#### Your goal
Every record shown below is to be output exactly.

#### Data records
+--

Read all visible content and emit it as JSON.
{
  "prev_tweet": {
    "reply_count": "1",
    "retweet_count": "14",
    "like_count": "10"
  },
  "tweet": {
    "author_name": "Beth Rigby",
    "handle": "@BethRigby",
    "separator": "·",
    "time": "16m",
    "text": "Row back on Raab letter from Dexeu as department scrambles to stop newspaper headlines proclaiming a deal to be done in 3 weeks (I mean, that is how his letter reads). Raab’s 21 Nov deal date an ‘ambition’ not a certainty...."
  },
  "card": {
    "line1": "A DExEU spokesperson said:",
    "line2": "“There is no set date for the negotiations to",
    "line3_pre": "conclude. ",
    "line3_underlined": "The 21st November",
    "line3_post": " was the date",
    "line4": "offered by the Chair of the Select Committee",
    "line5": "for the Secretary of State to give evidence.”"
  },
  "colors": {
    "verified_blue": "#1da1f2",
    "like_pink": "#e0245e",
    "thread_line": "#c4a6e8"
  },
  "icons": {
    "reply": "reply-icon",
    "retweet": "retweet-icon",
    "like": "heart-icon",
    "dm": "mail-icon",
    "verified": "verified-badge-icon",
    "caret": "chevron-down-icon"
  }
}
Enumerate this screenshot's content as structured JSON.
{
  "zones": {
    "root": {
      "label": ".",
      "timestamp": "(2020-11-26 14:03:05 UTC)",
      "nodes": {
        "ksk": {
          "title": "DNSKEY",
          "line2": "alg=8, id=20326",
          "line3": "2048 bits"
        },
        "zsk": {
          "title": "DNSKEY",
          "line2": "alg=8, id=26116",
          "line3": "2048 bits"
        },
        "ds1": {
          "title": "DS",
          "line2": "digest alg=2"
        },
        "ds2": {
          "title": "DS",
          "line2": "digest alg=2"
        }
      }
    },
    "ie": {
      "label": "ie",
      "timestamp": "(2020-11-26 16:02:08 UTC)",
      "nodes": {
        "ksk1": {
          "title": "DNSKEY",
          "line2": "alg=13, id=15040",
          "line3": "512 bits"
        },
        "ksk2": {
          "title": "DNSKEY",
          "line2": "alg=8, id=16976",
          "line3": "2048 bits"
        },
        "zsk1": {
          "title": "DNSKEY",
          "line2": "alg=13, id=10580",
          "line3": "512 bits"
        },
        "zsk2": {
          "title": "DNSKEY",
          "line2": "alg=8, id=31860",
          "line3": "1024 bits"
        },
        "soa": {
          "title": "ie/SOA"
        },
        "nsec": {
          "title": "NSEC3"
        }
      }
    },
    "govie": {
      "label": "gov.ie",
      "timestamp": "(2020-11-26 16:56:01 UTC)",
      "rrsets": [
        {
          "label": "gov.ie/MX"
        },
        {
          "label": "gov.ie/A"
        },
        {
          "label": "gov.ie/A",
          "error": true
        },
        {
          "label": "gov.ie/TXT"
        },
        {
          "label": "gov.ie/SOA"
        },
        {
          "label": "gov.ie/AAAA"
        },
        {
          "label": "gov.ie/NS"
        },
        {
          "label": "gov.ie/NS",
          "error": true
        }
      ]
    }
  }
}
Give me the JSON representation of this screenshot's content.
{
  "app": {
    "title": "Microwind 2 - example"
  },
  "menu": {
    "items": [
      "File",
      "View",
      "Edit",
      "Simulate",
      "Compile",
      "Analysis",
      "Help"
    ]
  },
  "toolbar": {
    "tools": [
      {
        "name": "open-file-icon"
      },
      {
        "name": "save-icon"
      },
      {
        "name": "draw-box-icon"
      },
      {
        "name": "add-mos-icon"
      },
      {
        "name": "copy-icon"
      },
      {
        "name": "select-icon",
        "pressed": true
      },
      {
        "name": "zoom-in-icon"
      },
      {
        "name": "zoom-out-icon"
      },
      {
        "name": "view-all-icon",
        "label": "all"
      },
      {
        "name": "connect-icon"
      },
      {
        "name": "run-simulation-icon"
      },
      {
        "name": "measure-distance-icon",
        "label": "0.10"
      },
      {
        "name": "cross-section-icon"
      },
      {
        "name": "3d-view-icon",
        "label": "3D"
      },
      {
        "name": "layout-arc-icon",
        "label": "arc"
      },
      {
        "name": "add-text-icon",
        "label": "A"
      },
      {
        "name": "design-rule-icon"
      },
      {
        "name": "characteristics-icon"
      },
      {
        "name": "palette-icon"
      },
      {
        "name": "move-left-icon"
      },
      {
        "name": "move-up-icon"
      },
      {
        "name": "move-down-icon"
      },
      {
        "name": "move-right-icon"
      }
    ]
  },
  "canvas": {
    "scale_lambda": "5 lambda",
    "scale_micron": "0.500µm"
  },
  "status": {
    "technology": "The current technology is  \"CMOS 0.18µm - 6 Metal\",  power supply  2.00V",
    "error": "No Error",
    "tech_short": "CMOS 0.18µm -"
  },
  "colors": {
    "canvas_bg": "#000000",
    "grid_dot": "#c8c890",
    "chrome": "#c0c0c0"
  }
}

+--

#### Response area
Read all visible content and emit it as JSON.
{
  "prev_tweet": {
    "reply_count": "1",
    "retweet_count": "14",
    "like_count": "10"
  },
  "tweet": {
    "author_name": "Beth Rigby",
    "handle": "@BethRigby",
    "separator": "·",
    "time": "16m",
    "text": "Row back on Raab letter from Dexeu as department scrambles to stop newspaper headlines proclaiming a deal to be done in 3 weeks (I mean, that is how his letter reads). Raab’s 21 Nov deal date an ‘ambition’ not a certainty...."
  },
  "card": {
    "line1": "A DExEU spokesperson said:",
    "line2": "“There is no set date for the negotiations to",
    "line3_pre": "conclude. ",
    "line3_underlined": "The 21st November",
    "line3_post": " was the date",
    "line4": "offered by the Chair of the Select Committee",
    "line5": "for the Secretary of State to give evidence.”"
  },
  "colors": {
    "verified_blue": "#1da1f2",
    "like_pink": "#e0245e",
    "thread_line": "#c4a6e8"
  },
  "icons": {
    "reply": "reply-icon",
    "retweet": "retweet-icon",
    "like": "heart-icon",
    "dm": "mail-icon",
    "verified": "verified-badge-icon",
    "caret": "chevron-down-icon"
  }
}
Enumerate this screenshot's content as structured JSON.
{
  "zones": {
    "root": {
      "label": ".",
      "timestamp": "(2020-11-26 14:03:05 UTC)",
      "nodes": {
        "ksk": {
          "title": "DNSKEY",
          "line2": "alg=8, id=20326",
          "line3": "2048 bits"
        },
        "zsk": {
          "title": "DNSKEY",
          "line2": "alg=8, id=26116",
          "line3": "2048 bits"
        },
        "ds1": {
          "title": "DS",
          "line2": "digest alg=2"
        },
        "ds2": {
          "title": "DS",
          "line2": "digest alg=2"
        }
      }
    },
    "ie": {
      "label": "ie",
      "timestamp": "(2020-11-26 16:02:08 UTC)",
      "nodes": {
        "ksk1": {
          "title": "DNSKEY",
          "line2": "alg=13, id=15040",
          "line3": "512 bits"
        },
        "ksk2": {
          "title": "DNSKEY",
          "line2": "alg=8, id=16976",
          "line3": "2048 bits"
        },
        "zsk1": {
          "title": "DNSKEY",
          "line2": "alg=13, id=10580",
          "line3": "512 bits"
        },
        "zsk2": {
          "title": "DNSKEY",
          "line2": "alg=8, id=31860",
          "line3": "1024 bits"
        },
        "soa": {
          "title": "ie/SOA"
        },
        "nsec": {
          "title": "NSEC3"
        }
      }
    },
    "govie": {
      "label": "gov.ie",
      "timestamp": "(2020-11-26 16:56:01 UTC)",
      "rrsets": [
        {
          "label": "gov.ie/MX"
        },
        {
          "label": "gov.ie/A"
        },
        {
          "label": "gov.ie/A",
          "error": true
        },
        {
          "label": "gov.ie/TXT"
        },
        {
          "label": "gov.ie/SOA"
        },
        {
          "label": "gov.ie/AAAA"
        },
        {
          "label": "gov.ie/NS"
        },
        {
          "label": "gov.ie/NS",
          "error": true
        }
      ]
    }
  }
}
Give me the JSON representation of this screenshot's content.
{
  "app": {
    "title": "Microwind 2 - example"
  },
  "menu": {
    "items": [
      "File",
      "View",
      "Edit",
      "Simulate",
      "Compile",
      "Analysis",
      "Help"
    ]
  },
  "toolbar": {
    "tools": [
      {
        "name": "open-file-icon"
      },
      {
        "name": "save-icon"
      },
      {
        "name": "draw-box-icon"
      },
      {
        "name": "add-mos-icon"
      },
      {
        "name": "copy-icon"
      },
      {
        "name": "select-icon",
        "pressed": true
      },
      {
        "name": "zoom-in-icon"
      },
      {
        "name": "zoom-out-icon"
      },
      {
        "name": "view-all-icon",
        "label": "all"
      },
      {
        "name": "connect-icon"
      },
      {
        "name": "run-simulation-icon"
      },
      {
        "name": "measure-distance-icon",
        "label": "0.10"
      },
      {
        "name": "cross-section-icon"
      },
      {
        "name": "3d-view-icon",
        "label": "3D"
      },
      {
        "name": "layout-arc-icon",
        "label": "arc"
      },
      {
        "name": "add-text-icon",
        "label": "A"
      },
      {
        "name": "design-rule-icon"
      },
      {
        "name": "characteristics-icon"
      },
      {
        "name": "palette-icon"
      },
      {
        "name": "move-left-icon"
      },
      {
        "name": "move-up-icon"
      },
      {
        "name": "move-down-icon"
      },
      {
        "name": "move-right-icon"
      }
    ]
  },
  "canvas": {
    "scale_lambda": "5 lambda",
    "scale_micron": "0.500µm"
  },
  "status": {
    "technology": "The current technology is  \"CMOS 0.18µm - 6 Metal\",  power supply  2.00V",
    "error": "No Error",
    "tech_short": "CMOS 0.18µm -"
  },
  "colors": {
    "canvas_bg": "#000000",
    "grid_dot": "#c8c890",
    "chrome": "#c0c0c0"
  }
}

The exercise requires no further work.